Work to be completed
Drop the pictures from the entries below, then reproduce the rest exactly.

---*---

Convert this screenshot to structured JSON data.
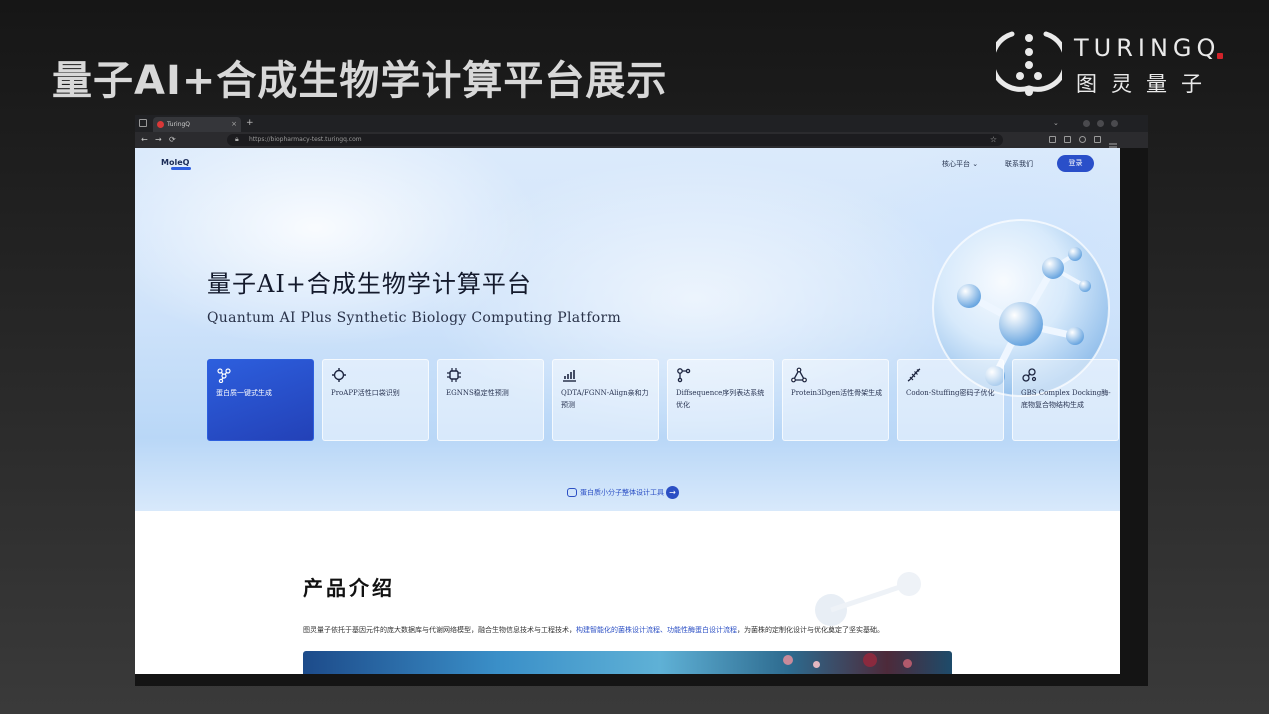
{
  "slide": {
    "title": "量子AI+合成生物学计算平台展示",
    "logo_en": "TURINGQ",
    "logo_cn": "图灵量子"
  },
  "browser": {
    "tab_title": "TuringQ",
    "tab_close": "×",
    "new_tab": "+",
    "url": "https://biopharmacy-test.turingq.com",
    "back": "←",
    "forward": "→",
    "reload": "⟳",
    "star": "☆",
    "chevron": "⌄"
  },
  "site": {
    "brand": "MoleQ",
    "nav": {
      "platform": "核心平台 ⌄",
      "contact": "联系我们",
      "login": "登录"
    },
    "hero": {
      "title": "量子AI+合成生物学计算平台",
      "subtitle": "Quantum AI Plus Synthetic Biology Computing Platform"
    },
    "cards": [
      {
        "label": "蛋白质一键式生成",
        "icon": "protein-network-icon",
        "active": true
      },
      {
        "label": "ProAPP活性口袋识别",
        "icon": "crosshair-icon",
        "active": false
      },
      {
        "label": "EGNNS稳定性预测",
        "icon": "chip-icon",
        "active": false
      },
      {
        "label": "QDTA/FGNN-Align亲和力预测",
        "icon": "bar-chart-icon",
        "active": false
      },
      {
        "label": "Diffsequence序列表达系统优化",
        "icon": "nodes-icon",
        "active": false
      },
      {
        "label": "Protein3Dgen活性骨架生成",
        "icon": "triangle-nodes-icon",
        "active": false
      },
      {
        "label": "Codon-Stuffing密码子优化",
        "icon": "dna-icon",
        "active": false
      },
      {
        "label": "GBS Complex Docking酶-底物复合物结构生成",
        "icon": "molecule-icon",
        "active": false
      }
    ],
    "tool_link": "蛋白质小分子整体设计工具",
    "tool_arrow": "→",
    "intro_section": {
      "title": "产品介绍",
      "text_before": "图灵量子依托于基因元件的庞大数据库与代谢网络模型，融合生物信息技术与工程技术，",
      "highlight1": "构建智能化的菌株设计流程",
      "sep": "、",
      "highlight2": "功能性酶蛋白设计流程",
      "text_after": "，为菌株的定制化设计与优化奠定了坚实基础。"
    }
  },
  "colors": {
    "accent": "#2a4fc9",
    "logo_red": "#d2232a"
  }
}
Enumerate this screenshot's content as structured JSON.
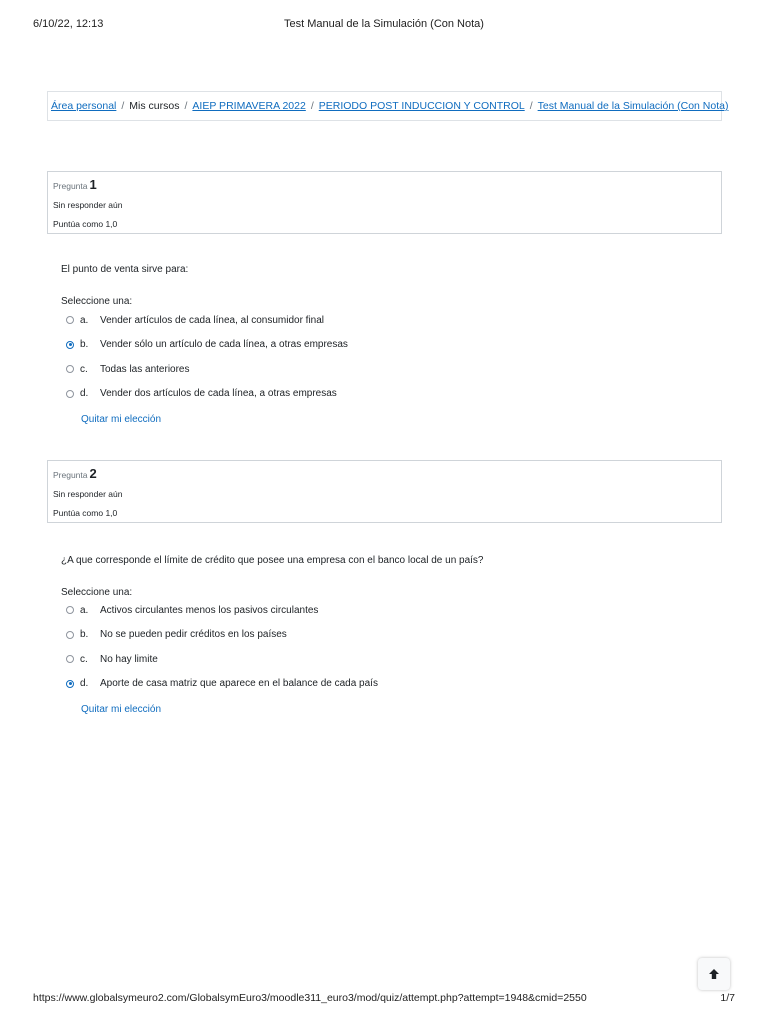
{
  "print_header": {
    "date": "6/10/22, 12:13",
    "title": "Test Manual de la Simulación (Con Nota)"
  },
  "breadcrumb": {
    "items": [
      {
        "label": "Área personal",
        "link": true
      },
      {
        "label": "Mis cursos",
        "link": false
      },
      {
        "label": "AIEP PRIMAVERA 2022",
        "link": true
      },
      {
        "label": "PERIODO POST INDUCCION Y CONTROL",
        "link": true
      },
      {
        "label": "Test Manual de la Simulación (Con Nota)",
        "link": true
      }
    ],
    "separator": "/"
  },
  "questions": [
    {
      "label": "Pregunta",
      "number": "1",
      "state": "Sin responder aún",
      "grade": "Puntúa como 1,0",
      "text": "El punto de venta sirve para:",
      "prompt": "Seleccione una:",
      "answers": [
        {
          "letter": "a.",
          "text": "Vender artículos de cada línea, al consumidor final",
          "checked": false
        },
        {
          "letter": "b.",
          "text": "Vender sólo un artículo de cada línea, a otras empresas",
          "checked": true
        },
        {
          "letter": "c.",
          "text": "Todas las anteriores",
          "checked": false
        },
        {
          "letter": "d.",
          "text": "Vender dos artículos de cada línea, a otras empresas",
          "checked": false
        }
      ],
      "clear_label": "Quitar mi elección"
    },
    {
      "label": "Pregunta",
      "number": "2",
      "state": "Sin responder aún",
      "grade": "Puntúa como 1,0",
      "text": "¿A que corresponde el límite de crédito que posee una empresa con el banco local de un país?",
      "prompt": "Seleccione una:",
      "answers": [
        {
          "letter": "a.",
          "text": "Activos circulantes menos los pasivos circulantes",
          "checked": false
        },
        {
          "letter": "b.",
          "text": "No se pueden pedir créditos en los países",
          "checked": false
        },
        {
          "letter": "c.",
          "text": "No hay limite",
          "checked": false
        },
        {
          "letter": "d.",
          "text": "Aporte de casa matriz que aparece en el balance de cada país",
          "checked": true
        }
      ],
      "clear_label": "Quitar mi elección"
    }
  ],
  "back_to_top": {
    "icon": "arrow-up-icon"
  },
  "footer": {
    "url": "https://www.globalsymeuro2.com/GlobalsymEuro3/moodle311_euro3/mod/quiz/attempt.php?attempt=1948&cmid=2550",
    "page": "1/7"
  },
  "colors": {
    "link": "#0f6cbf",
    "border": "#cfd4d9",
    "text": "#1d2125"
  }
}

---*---

Output of the task
Convert this screenshot to structured JSON data.
{
  "slide": {
    "title": "量子AI+合成生物学计算平台展示",
    "logo_en": "TURINGQ",
    "logo_cn": "图灵量子"
  },
  "browser": {
    "tab_title": "TuringQ",
    "tab_close": "×",
    "new_tab": "+",
    "url": "https://biopharmacy-test.turingq.com",
    "back": "←",
    "forward": "→",
    "reload": "⟳",
    "star": "☆",
    "chevron": "⌄"
  },
  "site": {
    "brand": "MoleQ",
    "nav": {
      "platform": "核心平台 ⌄",
      "contact": "联系我们",
      "login": "登录"
    },
    "hero": {
      "title": "量子AI+合成生物学计算平台",
      "subtitle": "Quantum AI Plus Synthetic Biology Computing Platform"
    },
    "cards": [
      {
        "label": "蛋白质一键式生成",
        "icon": "protein-network-icon",
        "active": true
      },
      {
        "label": "ProAPP活性口袋识别",
        "icon": "crosshair-icon",
        "active": false
      },
      {
        "label": "EGNNS稳定性预测",
        "icon": "chip-icon",
        "active": false
      },
      {
        "label": "QDTA/FGNN-Align亲和力预测",
        "icon": "bar-chart-icon",
        "active": false
      },
      {
        "label": "Diffsequence序列表达系统优化",
        "icon": "nodes-icon",
        "active": false
      },
      {
        "label": "Protein3Dgen活性骨架生成",
        "icon": "triangle-nodes-icon",
        "active": false
      },
      {
        "label": "Codon-Stuffing密码子优化",
        "icon": "dna-icon",
        "active": false
      },
      {
        "label": "GBS Complex Docking酶-底物复合物结构生成",
        "icon": "molecule-icon",
        "active": false
      }
    ],
    "tool_link": "蛋白质小分子整体设计工具",
    "tool_arrow": "→",
    "intro_section": {
      "title": "产品介绍",
      "text_before": "图灵量子依托于基因元件的庞大数据库与代谢网络模型，融合生物信息技术与工程技术，",
      "highlight1": "构建智能化的菌株设计流程",
      "sep": "、",
      "highlight2": "功能性酶蛋白设计流程",
      "text_after": "，为菌株的定制化设计与优化奠定了坚实基础。"
    }
  },
  "colors": {
    "accent": "#2a4fc9",
    "logo_red": "#d2232a"
  }
}
Enumerate this screenshot's content as structured JSON.
{
  "print_header": {
    "date": "6/10/22, 12:13",
    "title": "Test Manual de la Simulación (Con Nota)"
  },
  "breadcrumb": {
    "items": [
      {
        "label": "Área personal",
        "link": true
      },
      {
        "label": "Mis cursos",
        "link": false
      },
      {
        "label": "AIEP PRIMAVERA 2022",
        "link": true
      },
      {
        "label": "PERIODO POST INDUCCION Y CONTROL",
        "link": true
      },
      {
        "label": "Test Manual de la Simulación (Con Nota)",
        "link": true
      }
    ],
    "separator": "/"
  },
  "questions": [
    {
      "label": "Pregunta",
      "number": "1",
      "state": "Sin responder aún",
      "grade": "Puntúa como 1,0",
      "text": "El punto de venta sirve para:",
      "prompt": "Seleccione una:",
      "answers": [
        {
          "letter": "a.",
          "text": "Vender artículos de cada línea, al consumidor final",
          "checked": false
        },
        {
          "letter": "b.",
          "text": "Vender sólo un artículo de cada línea, a otras empresas",
          "checked": true
        },
        {
          "letter": "c.",
          "text": "Todas las anteriores",
          "checked": false
        },
        {
          "letter": "d.",
          "text": "Vender dos artículos de cada línea, a otras empresas",
          "checked": false
        }
      ],
      "clear_label": "Quitar mi elección"
    },
    {
      "label": "Pregunta",
      "number": "2",
      "state": "Sin responder aún",
      "grade": "Puntúa como 1,0",
      "text": "¿A que corresponde el límite de crédito que posee una empresa con el banco local de un país?",
      "prompt": "Seleccione una:",
      "answers": [
        {
          "letter": "a.",
          "text": "Activos circulantes menos los pasivos circulantes",
          "checked": false
        },
        {
          "letter": "b.",
          "text": "No se pueden pedir créditos en los países",
          "checked": false
        },
        {
          "letter": "c.",
          "text": "No hay limite",
          "checked": false
        },
        {
          "letter": "d.",
          "text": "Aporte de casa matriz que aparece en el balance de cada país",
          "checked": true
        }
      ],
      "clear_label": "Quitar mi elección"
    }
  ],
  "back_to_top": {
    "icon": "arrow-up-icon"
  },
  "footer": {
    "url": "https://www.globalsymeuro2.com/GlobalsymEuro3/moodle311_euro3/mod/quiz/attempt.php?attempt=1948&cmid=2550",
    "page": "1/7"
  },
  "colors": {
    "link": "#0f6cbf",
    "border": "#cfd4d9",
    "text": "#1d2125"
  }
}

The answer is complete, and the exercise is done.